Susan Deeny’s reaction to winning the Karen Burt Award was “I am truly delighted to receive the Karen Burt Memorial Award from the Women’s Engineering Society. Engineering has been such a challenging and rewarding career for me.
As a fire safety engineer, my work has helped to shape the built environment in all parts of our lives – our homes, schools, hospitals, places of work and infrastructure. I was drawn into engineering by the buzz of seeing my work shape the world around me. I believe our built environment would be better for all of us if the people engineering it are representative of our society. So I’m pleased to represent the Women’s Engineering Society which inspires and supports women in all stages of their career.
I am also particularly pleased to represent the Institution of Fire Engineers. Fire safety engineers play a key role in addressing the risk to life and property from fire. Fire safety engineering is a young discipline, so engineering Chartership is vitally important to the progression and development of our industry.”
What is the award and who is eligible?
Launched on 3 November 1998 by WES, the Karen Burt Memorial Award is made annually to a newly Chartered woman in the following disciplines – engineering, applied science, IT.
The award recognizes the candidate's excellence and potential in the practice of engineering and highlights the importance of Chartered status, as well as offering recognition to contributions made by the candidate to the promotion of the engineering profession.
Who are the judges?
WES would like to thank the judges of the 2017 Karen Burt Award:
Sally Sudworth (Chair)
Swee Keow Goo
How are nominations made?
Each participating accrediting engineering Institution nominates one candidate annually, following the normal institutional review process, with final selection by a WES panel on the basis of further information provided by the candidate. This latter stage focuses particularly on the candidate's contribution to the promotion of the engineering profession. The collaboration strengthens links between WES and the engineering Institutions and helps raise the profile of women engineers and encourage them to attain Chartered status. Applications are now closed.
Further information on the Karen Burt Memorial Award
Individuals wishing to obtain further information about the award and the nomination procedure should in the first instance contact their own accrediting professional Institution. Institution managers who need further information should contact Cath Heslop at the WES office at email@example.com.
Who was Karen Burt?
As an active member and Council office holder in The Women's Engineering Society, Dr Karen Burt was a tireless campaigner for the recruitment and retention of women in science and engineering. From her own experience and her extensive research she was regarded as an expert in the management of career breaks and women 'returners' to engineering.

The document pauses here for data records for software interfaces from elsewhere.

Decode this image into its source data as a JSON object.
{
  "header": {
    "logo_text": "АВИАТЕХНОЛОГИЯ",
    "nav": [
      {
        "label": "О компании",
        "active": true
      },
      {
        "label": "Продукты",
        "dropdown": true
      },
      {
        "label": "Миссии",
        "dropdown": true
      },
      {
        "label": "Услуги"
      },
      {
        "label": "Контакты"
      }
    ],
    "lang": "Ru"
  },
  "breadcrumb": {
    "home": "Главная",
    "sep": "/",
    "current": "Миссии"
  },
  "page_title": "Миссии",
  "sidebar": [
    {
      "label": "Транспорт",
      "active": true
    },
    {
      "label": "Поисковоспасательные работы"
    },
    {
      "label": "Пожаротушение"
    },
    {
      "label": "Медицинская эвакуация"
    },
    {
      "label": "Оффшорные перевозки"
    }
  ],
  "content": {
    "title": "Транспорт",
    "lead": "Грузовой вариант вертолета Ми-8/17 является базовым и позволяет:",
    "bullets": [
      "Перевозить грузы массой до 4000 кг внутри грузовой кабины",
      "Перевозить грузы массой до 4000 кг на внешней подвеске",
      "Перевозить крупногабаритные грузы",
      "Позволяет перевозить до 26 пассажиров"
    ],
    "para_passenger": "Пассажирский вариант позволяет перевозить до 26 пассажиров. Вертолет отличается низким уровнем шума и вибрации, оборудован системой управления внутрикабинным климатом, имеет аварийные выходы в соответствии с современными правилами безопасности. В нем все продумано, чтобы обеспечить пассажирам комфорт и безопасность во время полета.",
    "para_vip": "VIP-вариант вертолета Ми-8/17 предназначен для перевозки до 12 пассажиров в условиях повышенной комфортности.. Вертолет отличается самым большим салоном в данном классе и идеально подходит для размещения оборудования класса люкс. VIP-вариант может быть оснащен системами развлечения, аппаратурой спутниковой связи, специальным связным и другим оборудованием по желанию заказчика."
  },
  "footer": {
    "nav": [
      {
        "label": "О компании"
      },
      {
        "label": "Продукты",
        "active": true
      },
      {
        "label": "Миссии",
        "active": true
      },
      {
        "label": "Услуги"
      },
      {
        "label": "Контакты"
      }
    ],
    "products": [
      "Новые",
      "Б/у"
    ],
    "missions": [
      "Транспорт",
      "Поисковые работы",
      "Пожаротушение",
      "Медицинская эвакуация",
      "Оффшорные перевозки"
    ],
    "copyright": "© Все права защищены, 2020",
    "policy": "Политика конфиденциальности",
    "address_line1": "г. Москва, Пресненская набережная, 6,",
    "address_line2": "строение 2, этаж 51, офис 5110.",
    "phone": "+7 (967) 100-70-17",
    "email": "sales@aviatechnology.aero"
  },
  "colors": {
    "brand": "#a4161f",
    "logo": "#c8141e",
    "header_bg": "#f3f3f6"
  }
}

Karen graduated from Newnham College, Cambridge and obtained a PhD from Reading University in electron microscopy. She joined British Aerospace Systems at Stevenage as project engineer for scientific satellites and progressed to Senior Systems Engineer before developing an interest in management in the Total Quality Environment, and subsequently becoming Business Acquisition Manager.
Leaving BAe, she set up her own consultancy and was instrumental in establishing the Centre for Advanced Instrumentation Systems within University College, London. She had just accepted a position on the staff of UCL when her career was abruptly ended by a devastating stroke.
Karen is remembered as a gifted communicator and her fight to recover speech and mobility following her stroke was an inspiration to all who knew her.